"Such violence led to a mixed reaction. Of course, it gained publicity. Newspapers were able to provide the public with long reports and some photographs. . . . The reaction of the public, however, was mixed. Some felt that women were justified in going to such lengths. Many others believed that violence was totally wrong as a means of gaining an object."
– John Ray, The Place of Women
Many opposed women's suffrage regardless of Pankhurst's or the suffragettes' action.
“The women voter would be pernicious to the State not only because she could not back her vote by physical force, but also by reason of her intellectual defects.”
– Sir A.E. Wright, The Unexpected Case Against Woman Suffrage
However, Pankhurst's aggressive strategies did alienate many, including some who supported women's suffrage.
Hover for captions.
1. Plain Suffragettes, June Purvis/Collectors Weekly
2. Going Shopping Postcard, 1909, Michael Nicholson
3. A Suffragette's Home poster, Museum of London
"Haven’t the Suffragettes the sense to see that the very worst way of campaigning for the vote is to try and intimidate a man into giving them what he would gladly give otherwise?"
"The madness of the militants . . . the small body of misguided women who profess to represent the noble and serious cause of political enfranchisement of women, but in fact do their utmost to degrade and hinder it."
“Several times constables and plain-clothed men who were in the crowd passed their arms round me from the back and clutched hold of my breasts in as public a manner as possible. . . I was also pummeled on the chest, and . . . My skirt was lifted up as high as possible, and the constable . . . threw me into the crowd and incited the men to treat me as they wished.”
– Suffragette on police treatment of the in Treatment of the Women’s Deputations, 1910
On the other hand, the dignity and poise of the women always impressed the public.
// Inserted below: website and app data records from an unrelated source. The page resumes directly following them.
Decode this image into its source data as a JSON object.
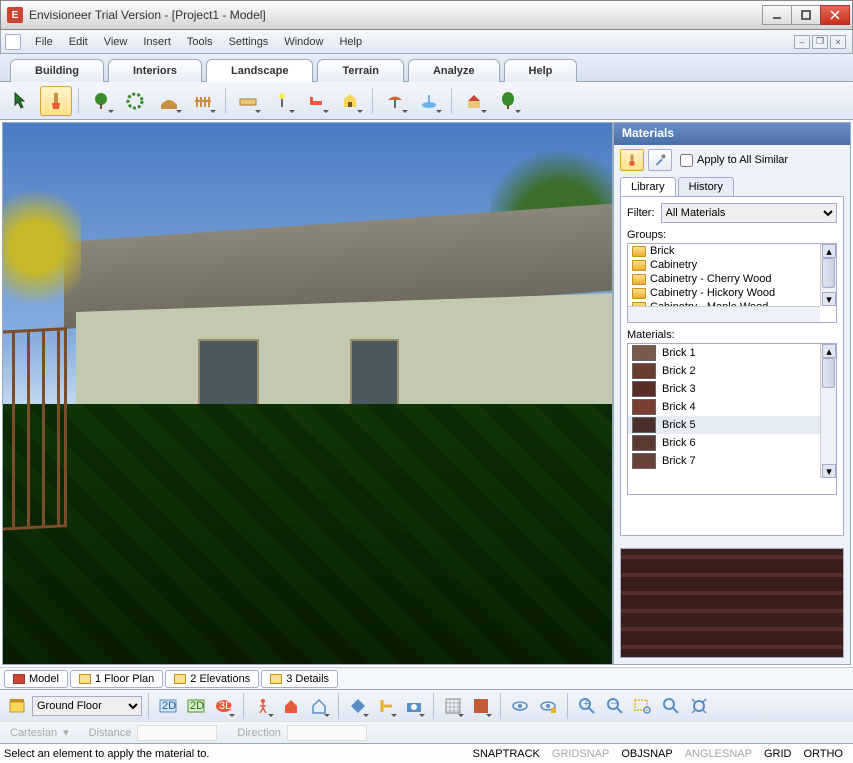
{
  "window": {
    "title": "Envisioneer Trial Version - [Project1 - Model]"
  },
  "menubar": [
    "File",
    "Edit",
    "View",
    "Insert",
    "Tools",
    "Settings",
    "Window",
    "Help"
  ],
  "category_tabs": [
    "Building",
    "Interiors",
    "Landscape",
    "Terrain",
    "Analyze",
    "Help"
  ],
  "active_category": "Landscape",
  "materials_panel": {
    "title": "Materials",
    "apply_all_label": "Apply to All Similar",
    "tabs": [
      "Library",
      "History"
    ],
    "active_tab": "Library",
    "filter_label": "Filter:",
    "filter_value": "All Materials",
    "groups_label": "Groups:",
    "groups": [
      "Brick",
      "Cabinetry",
      "Cabinetry - Cherry Wood",
      "Cabinetry - Hickory Wood",
      "Cabinetry - Maple Wood"
    ],
    "materials_label": "Materials:",
    "materials": [
      {
        "name": "Brick 1",
        "color": "#7a5a4e"
      },
      {
        "name": "Brick 2",
        "color": "#6a3e2e"
      },
      {
        "name": "Brick 3",
        "color": "#5a2e28"
      },
      {
        "name": "Brick 4",
        "color": "#7a3e32"
      },
      {
        "name": "Brick 5",
        "color": "#4a2e2a"
      },
      {
        "name": "Brick 6",
        "color": "#5e3a34"
      },
      {
        "name": "Brick 7",
        "color": "#6a4238"
      }
    ],
    "selected_material": "Brick 5"
  },
  "view_tabs": [
    "Model",
    "1 Floor Plan",
    "2 Elevations",
    "3 Details"
  ],
  "active_view_tab": "Model",
  "floor_selector": "Ground Floor",
  "coords": {
    "mode_label": "Cartesian",
    "distance_label": "Distance",
    "direction_label": "Direction"
  },
  "status": {
    "hint": "Select an element to apply the material to.",
    "toggles": [
      {
        "label": "SNAPTRACK",
        "active": true
      },
      {
        "label": "GRIDSNAP",
        "active": false
      },
      {
        "label": "OBJSNAP",
        "active": true
      },
      {
        "label": "ANGLESNAP",
        "active": false
      },
      {
        "label": "GRID",
        "active": true
      },
      {
        "label": "ORTHO",
        "active": true
      }
    ]
  }
}
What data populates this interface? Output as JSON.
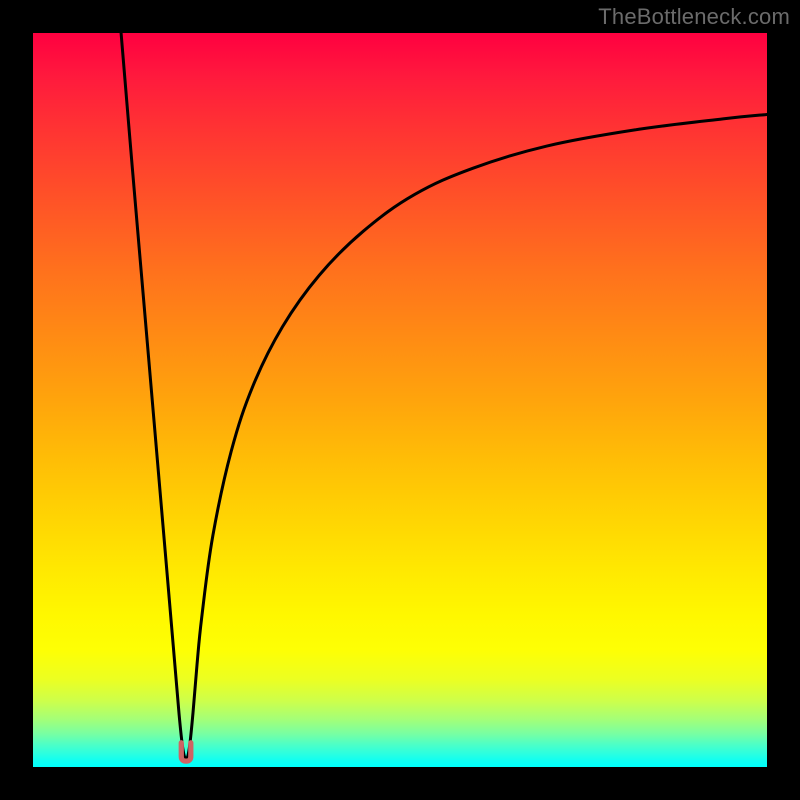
{
  "watermark": "TheBottleneck.com",
  "colors": {
    "frame": "#000000",
    "curve_stroke": "#000000",
    "marker_fill": "#cf6363",
    "watermark_text": "#6b6b6b"
  },
  "chart_data": {
    "type": "line",
    "title": "",
    "xlabel": "",
    "ylabel": "",
    "xlim": [
      0,
      100
    ],
    "ylim": [
      0,
      100
    ],
    "grid": false,
    "legend": false,
    "series": [
      {
        "name": "bottleneck-curve",
        "x": [
          12.0,
          13.5,
          15.0,
          16.5,
          18.0,
          19.1,
          19.9,
          20.4,
          20.85,
          21.3,
          21.8,
          22.35,
          23.0,
          24.5,
          27.0,
          30.0,
          34.0,
          39.0,
          45.0,
          52.0,
          60.0,
          70.0,
          82.0,
          94.0,
          100.0
        ],
        "y": [
          100.0,
          82.0,
          64.5,
          47.0,
          29.5,
          16.6,
          7.2,
          2.6,
          1.1,
          2.6,
          7.4,
          14.0,
          20.5,
          31.5,
          43.0,
          52.0,
          60.0,
          67.0,
          73.0,
          78.0,
          81.6,
          84.6,
          86.8,
          88.3,
          88.9
        ]
      }
    ],
    "marker": {
      "x_range": [
        20.2,
        21.5
      ],
      "y_range": [
        0.8,
        3.3
      ],
      "shape": "u"
    },
    "background_gradient": {
      "orientation": "vertical",
      "stops": [
        {
          "pos": 0.0,
          "color": "#ff0040"
        },
        {
          "pos": 0.5,
          "color": "#ffa40c"
        },
        {
          "pos": 0.79,
          "color": "#fff700"
        },
        {
          "pos": 1.0,
          "color": "#00fffc"
        }
      ]
    }
  }
}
The rough treatment of imprisoned suffragettes created much public sympathy.
"By what means, but screaming, knocking, and rioting, did men themselves ever gain what they were pleased to call their rights?"
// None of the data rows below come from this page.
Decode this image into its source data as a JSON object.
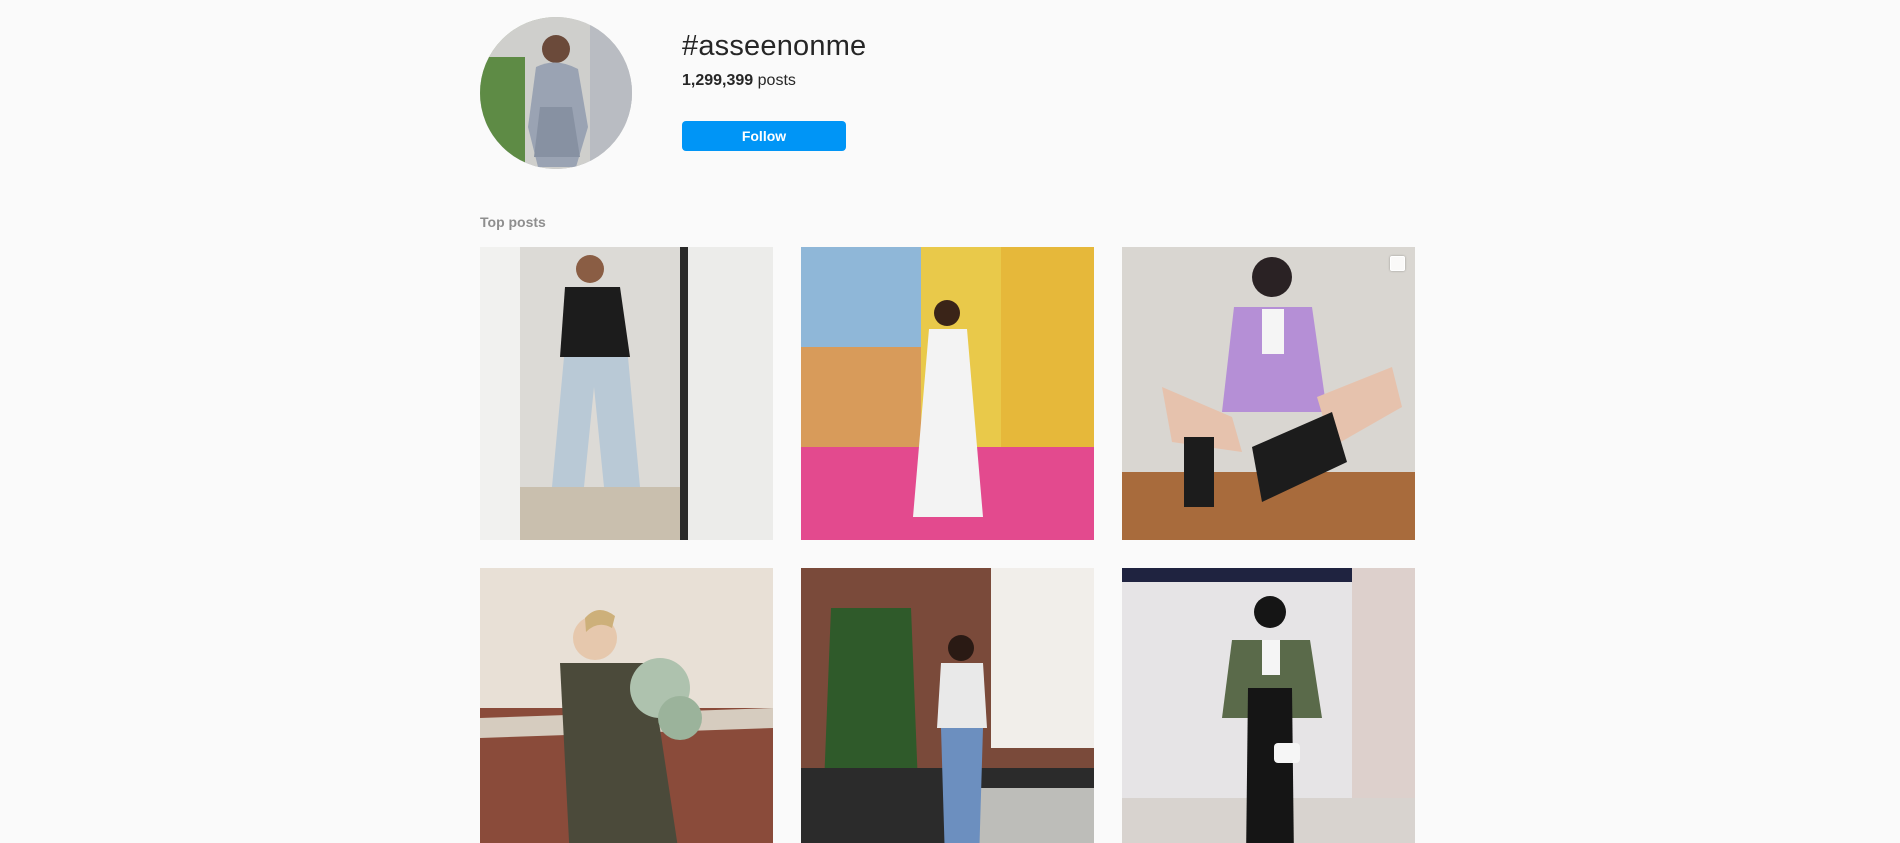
{
  "header": {
    "hashtag": "#asseenonme",
    "post_count": "1,299,399",
    "post_label": "posts",
    "follow_label": "Follow"
  },
  "top_posts": {
    "title": "Top posts",
    "posts": [
      {
        "subject": "mirror selfie black top light jeans",
        "colors": {
          "bg": "#dcdad6",
          "accent": "#1c1c1c"
        }
      },
      {
        "subject": "white dress pink street colorful buildings",
        "colors": {
          "bg": "#e9c94a",
          "accent": "#e34a8e"
        }
      },
      {
        "subject": "lilac cardigan black boots bench",
        "colors": {
          "bg": "#d9d6d1",
          "accent": "#b58fd6"
        },
        "icon": "multiple-photos-icon"
      },
      {
        "subject": "woman olive coat holding eucalyptus",
        "colors": {
          "bg": "#e8e0d6",
          "accent": "#4b4a3a"
        }
      },
      {
        "subject": "zebra shirt jeans street trees",
        "colors": {
          "bg": "#7a4a3a",
          "accent": "#2f5a2a"
        }
      },
      {
        "subject": "camo jacket black skirt store front",
        "colors": {
          "bg": "#e6e4e6",
          "accent": "#5a6a4a"
        }
      }
    ]
  }
}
– Daily Mirror, 1906
"We know that the leaders of the movement do not want sympathy or pity; they want merely political enfranchisement. But that does not prevent us from protesting against the brutality and folly of treating these political reformers as criminals."
Hover for caption.
The Cat and Mouse Act, 1913, Catherine H. Palczewski Postcard Archive,
"The dignity, the grace, the beauty, the courage of the processions carried conviction everywhere. Scoffers were converted. Some who had evidently come to jeer stayed to cheer. . . . The genuine outbursts of cheering, the waving of handkerchiefs, the crying out of words of encouragement, must have been very gratifying to those among processionists who have withstood harshness and insults."
– Daily News quoted in Votes for Women, 1908